A South Korean appeals court on Monday dismissed most of Samsung heir Lee Jae-Yong's bribery convictions and cut his prison sentence to a suspended term, ordering his immediate release.
Judges said Lee, vice chairman of the world's biggest smartphone and memory chip maker Samsung Electronics, had been forced to offer bribes to then-president Park Geun-Hye and her close confidante.
Samsung Electronics, which last week reported record profits, is the flagship subsidiary of the giant Samsung group, by far the biggest of the family-controlled conglomerates known as chaebols that dominate Asia's fourth-largest economy.
The chaebols played key roles in the South's dramatic economic growth but have long had close and sometimes murky ties with political authorities. Commentators said Monday's decision was in keeping with past lenient legal treatment of their leaders.
At his original trial Lee, 49, was convicted of a range of offences, including bribery, embezzlement, money laundering and perjury in parliament, in connection with the sprawling corruption scandal that brought down Park Geun-Hye.
The case centred on payments Samsung made to Park's secret confidante Choi Soon-Sil, with prosecutors arguing they were intended to secure government favours.
He had been sentenced to five years in jail, making him the first Samsung chief to serve prison time, even though his father was twice convicted of criminal offences and his grandfather was earlier embroiled in scandal.
But the Seoul high court on Monday struck out most of the convictions and reduced the penalty on the remainder to a suspended prison sentence of two and a half years.
The court said Lee had been "forced" to offer Park bribes and there was "no evidence" that Lee explicitly demanded policy favours in return.
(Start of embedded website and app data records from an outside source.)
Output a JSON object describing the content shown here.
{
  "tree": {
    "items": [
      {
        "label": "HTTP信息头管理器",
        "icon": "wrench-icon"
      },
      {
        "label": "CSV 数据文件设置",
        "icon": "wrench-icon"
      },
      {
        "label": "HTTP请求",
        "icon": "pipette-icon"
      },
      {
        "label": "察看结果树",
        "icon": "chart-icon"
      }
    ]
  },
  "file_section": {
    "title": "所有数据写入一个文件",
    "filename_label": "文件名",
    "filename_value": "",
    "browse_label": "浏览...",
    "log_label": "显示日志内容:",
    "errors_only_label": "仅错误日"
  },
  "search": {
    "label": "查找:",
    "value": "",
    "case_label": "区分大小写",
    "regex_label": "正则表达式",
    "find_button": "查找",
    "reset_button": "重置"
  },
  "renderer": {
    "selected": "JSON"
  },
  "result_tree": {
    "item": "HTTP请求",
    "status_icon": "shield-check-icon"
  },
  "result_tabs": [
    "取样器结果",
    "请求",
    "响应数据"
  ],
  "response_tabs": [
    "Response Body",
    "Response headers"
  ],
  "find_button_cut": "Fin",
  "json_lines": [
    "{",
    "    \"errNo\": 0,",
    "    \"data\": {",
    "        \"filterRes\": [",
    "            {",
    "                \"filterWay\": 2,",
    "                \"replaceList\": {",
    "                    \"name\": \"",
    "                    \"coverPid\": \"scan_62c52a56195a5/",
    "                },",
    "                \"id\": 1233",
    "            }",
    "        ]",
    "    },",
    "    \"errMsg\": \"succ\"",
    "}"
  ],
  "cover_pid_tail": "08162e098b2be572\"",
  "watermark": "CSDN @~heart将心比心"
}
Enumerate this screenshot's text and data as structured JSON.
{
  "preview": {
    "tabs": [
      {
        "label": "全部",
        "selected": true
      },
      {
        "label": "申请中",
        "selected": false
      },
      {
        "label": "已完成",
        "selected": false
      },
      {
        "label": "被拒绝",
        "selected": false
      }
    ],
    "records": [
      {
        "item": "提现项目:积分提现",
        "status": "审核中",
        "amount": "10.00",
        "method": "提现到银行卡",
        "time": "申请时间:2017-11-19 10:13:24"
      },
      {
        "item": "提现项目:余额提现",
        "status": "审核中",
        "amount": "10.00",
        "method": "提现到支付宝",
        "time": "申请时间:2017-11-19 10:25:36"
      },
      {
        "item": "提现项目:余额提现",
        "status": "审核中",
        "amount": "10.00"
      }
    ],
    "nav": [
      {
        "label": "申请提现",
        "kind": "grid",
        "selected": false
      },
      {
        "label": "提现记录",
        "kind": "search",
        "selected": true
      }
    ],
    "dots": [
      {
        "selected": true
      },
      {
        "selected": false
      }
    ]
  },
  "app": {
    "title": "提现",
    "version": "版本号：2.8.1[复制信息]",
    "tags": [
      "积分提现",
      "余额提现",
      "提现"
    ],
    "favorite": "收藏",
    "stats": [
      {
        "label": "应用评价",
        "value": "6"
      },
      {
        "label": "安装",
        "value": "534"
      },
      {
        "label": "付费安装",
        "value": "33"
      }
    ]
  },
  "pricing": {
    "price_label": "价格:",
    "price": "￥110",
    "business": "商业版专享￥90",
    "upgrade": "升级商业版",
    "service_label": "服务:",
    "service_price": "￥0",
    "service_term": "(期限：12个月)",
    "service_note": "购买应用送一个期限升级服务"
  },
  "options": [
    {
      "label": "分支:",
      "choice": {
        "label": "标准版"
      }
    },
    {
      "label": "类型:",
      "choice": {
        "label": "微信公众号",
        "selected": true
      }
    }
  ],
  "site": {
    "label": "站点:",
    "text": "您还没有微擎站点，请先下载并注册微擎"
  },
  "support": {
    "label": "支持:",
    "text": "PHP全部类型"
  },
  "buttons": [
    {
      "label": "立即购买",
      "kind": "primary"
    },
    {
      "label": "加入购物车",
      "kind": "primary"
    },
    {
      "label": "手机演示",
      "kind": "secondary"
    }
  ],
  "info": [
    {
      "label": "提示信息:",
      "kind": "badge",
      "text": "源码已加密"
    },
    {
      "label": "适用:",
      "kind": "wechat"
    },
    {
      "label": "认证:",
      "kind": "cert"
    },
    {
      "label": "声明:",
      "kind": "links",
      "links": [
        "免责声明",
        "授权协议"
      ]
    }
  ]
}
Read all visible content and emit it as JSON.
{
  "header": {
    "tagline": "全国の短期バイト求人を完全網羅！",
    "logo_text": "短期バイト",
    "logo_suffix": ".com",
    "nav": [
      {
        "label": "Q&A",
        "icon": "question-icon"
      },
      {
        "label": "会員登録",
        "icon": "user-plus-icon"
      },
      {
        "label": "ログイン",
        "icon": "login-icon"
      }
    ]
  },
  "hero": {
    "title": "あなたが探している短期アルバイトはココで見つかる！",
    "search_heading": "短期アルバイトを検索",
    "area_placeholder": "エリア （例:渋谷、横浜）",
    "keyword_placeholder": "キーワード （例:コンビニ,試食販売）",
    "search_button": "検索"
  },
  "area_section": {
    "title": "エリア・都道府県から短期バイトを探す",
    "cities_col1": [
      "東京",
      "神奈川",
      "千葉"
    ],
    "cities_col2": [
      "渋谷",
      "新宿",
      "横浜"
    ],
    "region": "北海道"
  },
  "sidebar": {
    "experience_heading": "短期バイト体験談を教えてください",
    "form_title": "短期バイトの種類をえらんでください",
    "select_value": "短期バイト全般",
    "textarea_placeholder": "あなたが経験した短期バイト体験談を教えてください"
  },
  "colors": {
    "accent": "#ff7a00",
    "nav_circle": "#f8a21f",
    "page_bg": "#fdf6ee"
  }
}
"Park Geun-Hye and Choi Soon-Sil should be seen as the main players in this scandal," said the ruling, read out in court by one of the judges.
Lee walked out of the courthouse swinging the hands that had been cuffed every time he arrived and left the building since he was first detained in February last year, television pictures showed.
The badge bearing his prisoner number that had been pinned to his jacket earlier was gone, and he smiled -- although he had appeared to have lost weight during his time in custody.
He was driven back to his detention centre for formalities before being released.
The Samsung group, whose revenues are equivalent to around a fifth of the country's GDP, has lobbied hard against the convictions of Lee and four other senior executives. Shim Jung-Taik, an author of several books on Samsung and its corporate culture, said: "It shows that, in South Korea, politicians come and go but Samsung's power never fades away.
"We still have this widespread mindset that 'our economy will collapse without chaebols, and the chaebols will collapse unless they are controlled by the members of their founding families," Shim told AFP.
- 'Courage and wisdom' -
The corruption scandal set off massive months-long protests across the nation last year that urged Park's removal as well as punishment of the top tycoons who helped enrich Choi.
Samsung was the single biggest contributor to the two non-profit foundations controlled by Choi, which she allegedly used for personal gain.
But his lawyers argued that Samsung had been coerced to pay. One of them, Lee In-Jae, told reporters: "We express our sincere respect for the courage and wisdom of the court that exonerated Lee of some major accusations."
They will launch a further appeal to the supreme court against the remaining convictions.
Lee has been the de facto head of the wider Samsung group since his father was left bedridden by a heart attack in 2014.
The four other Samsung Electronics executives convicted alongside Lee also had their convictions reduced, with the two who had been given prison terms similarly having their sentences suspended.
Both Park, formally impeached and removed from power last March, and Choi are currently in custody while on trial separately on multiple charges ranging from bribery to abuse of power.
Park is accused of offering policy favours to the businessmen, including Lee, who bribed Choi -- Park's close friend and the daughter of a shady religious figure who had been Park's longtime mentor until his death in 1994.
Current South Korean President Moon Jae-In took power in May, sweeping to victory in the election that followed Park's ousting with promises to "reform" the deep-rooted and sometimes corrupt ties between Seoul regulators and the chaebols.